What needs to be done
State how many lines in the entries below contain "send". Write nothing but the number.

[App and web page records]
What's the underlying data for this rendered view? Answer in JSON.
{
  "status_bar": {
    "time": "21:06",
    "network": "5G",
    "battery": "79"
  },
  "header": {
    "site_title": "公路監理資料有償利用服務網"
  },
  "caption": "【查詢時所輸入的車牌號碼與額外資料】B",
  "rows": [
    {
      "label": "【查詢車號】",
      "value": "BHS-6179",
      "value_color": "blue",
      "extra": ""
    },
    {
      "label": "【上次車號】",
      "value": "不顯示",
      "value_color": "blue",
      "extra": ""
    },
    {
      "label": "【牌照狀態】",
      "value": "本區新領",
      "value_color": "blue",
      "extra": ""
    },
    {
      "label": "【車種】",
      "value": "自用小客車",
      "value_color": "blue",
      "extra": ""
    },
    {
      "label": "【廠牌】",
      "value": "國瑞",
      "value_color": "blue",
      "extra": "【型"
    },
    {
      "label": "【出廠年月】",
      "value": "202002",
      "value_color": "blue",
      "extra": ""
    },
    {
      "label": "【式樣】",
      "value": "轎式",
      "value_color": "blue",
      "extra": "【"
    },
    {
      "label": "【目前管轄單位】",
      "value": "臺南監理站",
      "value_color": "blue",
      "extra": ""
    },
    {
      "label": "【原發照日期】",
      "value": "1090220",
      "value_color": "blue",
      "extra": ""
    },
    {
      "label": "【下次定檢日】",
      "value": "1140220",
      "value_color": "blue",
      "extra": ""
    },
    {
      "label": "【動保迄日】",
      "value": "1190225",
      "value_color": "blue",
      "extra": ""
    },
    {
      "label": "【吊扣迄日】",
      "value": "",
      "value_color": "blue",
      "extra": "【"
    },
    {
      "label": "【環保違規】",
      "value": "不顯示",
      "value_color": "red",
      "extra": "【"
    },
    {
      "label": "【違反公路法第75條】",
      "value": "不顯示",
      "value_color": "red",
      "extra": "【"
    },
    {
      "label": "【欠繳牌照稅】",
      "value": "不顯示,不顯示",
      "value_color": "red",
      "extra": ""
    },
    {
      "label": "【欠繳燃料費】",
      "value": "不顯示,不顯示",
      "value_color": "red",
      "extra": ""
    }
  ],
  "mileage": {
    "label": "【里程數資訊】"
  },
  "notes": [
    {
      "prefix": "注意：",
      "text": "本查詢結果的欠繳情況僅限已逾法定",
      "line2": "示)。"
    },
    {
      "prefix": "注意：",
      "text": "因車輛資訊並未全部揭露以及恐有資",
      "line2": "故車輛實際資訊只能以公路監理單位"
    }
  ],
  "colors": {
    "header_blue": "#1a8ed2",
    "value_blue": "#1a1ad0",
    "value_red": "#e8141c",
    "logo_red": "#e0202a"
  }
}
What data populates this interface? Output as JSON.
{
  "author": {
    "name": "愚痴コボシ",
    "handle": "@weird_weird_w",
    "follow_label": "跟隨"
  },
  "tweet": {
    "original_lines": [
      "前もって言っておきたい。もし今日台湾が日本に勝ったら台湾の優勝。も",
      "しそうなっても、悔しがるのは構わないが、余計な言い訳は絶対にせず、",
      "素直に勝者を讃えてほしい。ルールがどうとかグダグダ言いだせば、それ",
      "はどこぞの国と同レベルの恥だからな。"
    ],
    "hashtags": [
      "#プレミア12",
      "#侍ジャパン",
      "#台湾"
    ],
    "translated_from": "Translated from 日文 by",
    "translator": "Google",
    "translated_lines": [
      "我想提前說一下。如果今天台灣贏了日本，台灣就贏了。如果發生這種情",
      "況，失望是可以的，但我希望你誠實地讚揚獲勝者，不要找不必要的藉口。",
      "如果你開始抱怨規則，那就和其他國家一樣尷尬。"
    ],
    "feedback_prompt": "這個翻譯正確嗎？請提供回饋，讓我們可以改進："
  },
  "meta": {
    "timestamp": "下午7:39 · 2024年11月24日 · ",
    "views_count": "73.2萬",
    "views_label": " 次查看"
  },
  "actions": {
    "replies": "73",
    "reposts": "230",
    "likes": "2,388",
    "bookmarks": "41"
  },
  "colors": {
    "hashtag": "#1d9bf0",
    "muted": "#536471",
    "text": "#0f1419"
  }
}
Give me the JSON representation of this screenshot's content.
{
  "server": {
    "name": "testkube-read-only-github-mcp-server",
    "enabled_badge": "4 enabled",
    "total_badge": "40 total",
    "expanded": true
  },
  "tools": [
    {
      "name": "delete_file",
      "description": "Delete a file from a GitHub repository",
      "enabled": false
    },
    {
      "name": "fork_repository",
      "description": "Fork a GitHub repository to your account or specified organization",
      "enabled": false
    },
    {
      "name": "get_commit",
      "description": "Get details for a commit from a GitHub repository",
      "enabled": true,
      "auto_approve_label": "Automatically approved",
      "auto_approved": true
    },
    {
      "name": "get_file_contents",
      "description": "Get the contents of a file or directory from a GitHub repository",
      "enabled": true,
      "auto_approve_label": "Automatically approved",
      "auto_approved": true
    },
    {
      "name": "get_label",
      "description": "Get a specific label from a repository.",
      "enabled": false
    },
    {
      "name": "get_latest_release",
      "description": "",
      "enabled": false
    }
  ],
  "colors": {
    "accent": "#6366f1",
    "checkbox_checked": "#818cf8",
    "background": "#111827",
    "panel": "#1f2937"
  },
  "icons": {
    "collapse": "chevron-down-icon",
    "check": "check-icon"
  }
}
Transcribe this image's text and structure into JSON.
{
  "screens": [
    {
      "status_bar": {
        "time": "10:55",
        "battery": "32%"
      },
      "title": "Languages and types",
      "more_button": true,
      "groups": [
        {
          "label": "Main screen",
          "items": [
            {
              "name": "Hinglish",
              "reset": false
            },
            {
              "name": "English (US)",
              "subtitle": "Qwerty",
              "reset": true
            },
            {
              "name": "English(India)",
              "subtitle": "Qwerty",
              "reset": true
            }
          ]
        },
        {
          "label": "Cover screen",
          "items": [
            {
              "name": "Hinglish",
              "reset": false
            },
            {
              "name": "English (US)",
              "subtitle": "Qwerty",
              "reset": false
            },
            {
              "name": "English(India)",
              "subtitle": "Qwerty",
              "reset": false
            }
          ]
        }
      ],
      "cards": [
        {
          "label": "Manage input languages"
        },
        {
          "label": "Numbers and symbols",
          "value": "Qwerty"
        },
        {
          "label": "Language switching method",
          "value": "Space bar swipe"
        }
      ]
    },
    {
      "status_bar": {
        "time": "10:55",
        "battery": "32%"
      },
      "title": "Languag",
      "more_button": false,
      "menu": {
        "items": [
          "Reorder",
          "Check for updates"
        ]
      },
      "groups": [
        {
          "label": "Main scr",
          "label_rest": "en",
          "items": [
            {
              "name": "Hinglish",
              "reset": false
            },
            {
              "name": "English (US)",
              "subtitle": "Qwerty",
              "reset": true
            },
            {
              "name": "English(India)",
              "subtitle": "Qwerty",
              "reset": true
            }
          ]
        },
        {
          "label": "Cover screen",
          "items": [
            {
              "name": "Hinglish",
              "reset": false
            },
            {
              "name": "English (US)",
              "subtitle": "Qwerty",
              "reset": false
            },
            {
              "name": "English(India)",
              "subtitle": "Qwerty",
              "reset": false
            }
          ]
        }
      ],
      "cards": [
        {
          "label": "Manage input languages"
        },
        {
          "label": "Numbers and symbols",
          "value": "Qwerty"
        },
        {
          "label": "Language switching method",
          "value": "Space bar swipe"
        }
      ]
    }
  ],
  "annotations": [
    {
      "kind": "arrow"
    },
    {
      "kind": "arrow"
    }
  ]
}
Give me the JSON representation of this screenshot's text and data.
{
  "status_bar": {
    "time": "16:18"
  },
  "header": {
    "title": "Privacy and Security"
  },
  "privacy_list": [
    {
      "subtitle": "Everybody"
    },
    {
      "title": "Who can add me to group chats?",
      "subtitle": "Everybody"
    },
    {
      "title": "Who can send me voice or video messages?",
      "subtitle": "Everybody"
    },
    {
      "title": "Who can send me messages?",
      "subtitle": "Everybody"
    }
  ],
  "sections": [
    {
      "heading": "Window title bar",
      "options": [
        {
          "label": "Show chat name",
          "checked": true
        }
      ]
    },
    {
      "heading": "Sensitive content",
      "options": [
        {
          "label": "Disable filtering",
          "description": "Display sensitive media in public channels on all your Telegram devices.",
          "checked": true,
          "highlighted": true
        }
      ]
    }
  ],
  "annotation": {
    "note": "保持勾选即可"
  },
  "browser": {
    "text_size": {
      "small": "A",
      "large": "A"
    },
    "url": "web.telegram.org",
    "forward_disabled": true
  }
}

Reply
2